The lefty worked around a two-out single by Jose Altuve in the first inning and a leadoff single from Yuli Gurriel in the second. Price retired eight consecutive batters after Gurriel reached safely, and he recovered to strike out Marwin Gonzalez with a 2-2 changeup after Gurriel doubled with two outs in the fourth.
Price then retired the Astros in order in the fifth and sixth to complete his night. He surrendered no runs on three hits and no walks while striking out nine. He posted 15 swinging strikes, 12 on his changeup.
“It’s one of the most special days I’ve ever had on the baseball field,” Price said. “So very special.

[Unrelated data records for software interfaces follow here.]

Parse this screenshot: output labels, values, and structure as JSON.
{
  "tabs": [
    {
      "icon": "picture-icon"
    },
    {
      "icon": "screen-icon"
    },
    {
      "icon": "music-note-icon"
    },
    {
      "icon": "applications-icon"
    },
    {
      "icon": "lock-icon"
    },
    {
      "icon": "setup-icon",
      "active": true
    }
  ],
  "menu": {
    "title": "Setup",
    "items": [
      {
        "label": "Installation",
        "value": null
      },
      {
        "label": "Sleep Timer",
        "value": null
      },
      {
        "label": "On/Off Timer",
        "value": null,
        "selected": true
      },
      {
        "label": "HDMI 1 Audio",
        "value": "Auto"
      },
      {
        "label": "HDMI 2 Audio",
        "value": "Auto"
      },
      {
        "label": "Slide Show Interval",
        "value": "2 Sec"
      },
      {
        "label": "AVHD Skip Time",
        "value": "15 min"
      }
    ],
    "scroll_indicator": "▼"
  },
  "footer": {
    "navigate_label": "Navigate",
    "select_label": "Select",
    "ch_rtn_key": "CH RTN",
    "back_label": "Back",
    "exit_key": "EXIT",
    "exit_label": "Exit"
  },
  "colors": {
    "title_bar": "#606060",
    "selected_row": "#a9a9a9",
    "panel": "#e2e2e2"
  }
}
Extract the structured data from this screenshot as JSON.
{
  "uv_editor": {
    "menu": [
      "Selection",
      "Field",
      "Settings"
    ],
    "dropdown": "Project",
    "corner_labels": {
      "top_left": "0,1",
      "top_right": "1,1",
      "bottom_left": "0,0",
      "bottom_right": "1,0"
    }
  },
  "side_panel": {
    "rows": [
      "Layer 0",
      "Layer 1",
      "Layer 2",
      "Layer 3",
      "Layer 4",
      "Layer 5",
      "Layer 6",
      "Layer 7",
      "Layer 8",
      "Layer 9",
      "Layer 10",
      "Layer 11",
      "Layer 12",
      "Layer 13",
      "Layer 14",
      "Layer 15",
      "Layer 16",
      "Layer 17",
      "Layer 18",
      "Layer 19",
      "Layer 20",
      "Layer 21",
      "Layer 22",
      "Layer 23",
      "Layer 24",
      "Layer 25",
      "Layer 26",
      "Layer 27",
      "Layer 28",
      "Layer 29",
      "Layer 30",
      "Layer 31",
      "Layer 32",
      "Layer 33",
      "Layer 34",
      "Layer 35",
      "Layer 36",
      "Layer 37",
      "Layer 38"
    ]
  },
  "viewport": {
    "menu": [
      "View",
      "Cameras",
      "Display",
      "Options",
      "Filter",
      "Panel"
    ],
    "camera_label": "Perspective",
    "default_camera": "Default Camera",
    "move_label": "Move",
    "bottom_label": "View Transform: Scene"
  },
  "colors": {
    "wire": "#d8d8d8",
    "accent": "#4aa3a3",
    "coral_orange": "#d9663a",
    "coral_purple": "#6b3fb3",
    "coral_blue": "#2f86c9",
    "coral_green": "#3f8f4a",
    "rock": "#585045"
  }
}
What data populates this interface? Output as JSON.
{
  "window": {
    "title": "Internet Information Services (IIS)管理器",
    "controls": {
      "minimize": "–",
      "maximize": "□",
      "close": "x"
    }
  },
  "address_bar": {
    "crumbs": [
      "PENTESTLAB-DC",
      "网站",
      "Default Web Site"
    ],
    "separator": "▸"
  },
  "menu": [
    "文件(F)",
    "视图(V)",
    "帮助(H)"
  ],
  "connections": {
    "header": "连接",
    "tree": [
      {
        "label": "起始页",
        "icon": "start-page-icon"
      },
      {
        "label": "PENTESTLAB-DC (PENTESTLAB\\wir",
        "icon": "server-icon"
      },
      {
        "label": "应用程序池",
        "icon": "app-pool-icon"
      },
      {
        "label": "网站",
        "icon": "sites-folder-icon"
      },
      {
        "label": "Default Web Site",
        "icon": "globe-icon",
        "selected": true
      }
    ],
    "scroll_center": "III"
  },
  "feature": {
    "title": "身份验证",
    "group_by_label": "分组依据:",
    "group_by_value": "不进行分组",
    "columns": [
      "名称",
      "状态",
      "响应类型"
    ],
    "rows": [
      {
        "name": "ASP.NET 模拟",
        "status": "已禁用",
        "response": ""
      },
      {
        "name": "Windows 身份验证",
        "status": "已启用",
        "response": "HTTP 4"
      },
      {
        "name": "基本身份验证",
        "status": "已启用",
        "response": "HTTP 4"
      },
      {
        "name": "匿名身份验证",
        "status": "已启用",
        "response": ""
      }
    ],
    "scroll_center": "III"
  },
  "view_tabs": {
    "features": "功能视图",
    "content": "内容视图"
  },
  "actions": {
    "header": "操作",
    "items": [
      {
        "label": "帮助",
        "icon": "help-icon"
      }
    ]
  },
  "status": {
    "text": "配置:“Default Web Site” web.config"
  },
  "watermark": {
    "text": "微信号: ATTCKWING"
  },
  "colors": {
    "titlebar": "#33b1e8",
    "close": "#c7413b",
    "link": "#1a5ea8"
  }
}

“(The changeup) was good. It was good in the bullpen warming up; it got better as the game went on. Made some adjustments with it, I think, after the fourth inning, and it was huge.”
Gonzalez homered off Red Sox reliever Matt Barnes in the seventh inning before Game 3 winner Nathan Eovaldi emerged from the bullpen to toss 1 1/3 scoreless innings. Boston closer Craig Kimbrel worked the ninth inning, earning his fifth save of the postseason and third of the ALCS.
Verlander wasn’t sharp with his secondary offerings, earning just one swing and miss on 19 curveballs, and one of the four put in play cleared the fence on the Martinez dinger. Still, he kept the Astros in contention until the sixth, when Boston, as it did all series, broke through.
The Red Sox tallied 27 runs in their four victories, running roughshod over a terrific Astros pitching staff that enjoyed historic success relative to run prevention during the regular season.
“They have a great lineup. If you don’t execute, they’re going to find ways to hurt you,” Verlander said after allowing four runs on seven hits and two walks with four strikeouts over six innings. “Honestly, I thought it was a pretty good series. We had a chance in the ninth inning almost every game.
“We played good baseball. We did everything that we could possibly do. They won. It happens.”
Having their repeat hopes derailed at home was a bitter pill to swallow for the Astros, who overcame injuries to their frontline stars (Altuve, Carlos Correa, George Springer) while posting a second consecutive 100-win season. The same resilience that carried Houston to the title last postseason was on display throughout this year. Ultimately, the Red Sox, who won a franchise-record 108 games in the regular season, proved to be superior.
“They beat us,” Astros third baseman Alex Bregman said. “We didn’t have enough this year.
“Everyone in here will wake up tomorrow (upset) that we didn’t win and we’re not headed to Boston on a flight. It’s tough, but all of us need to look in a mirror and figure out a way to get better for next year.”
—MoiseKapenda Bower, Field Level Media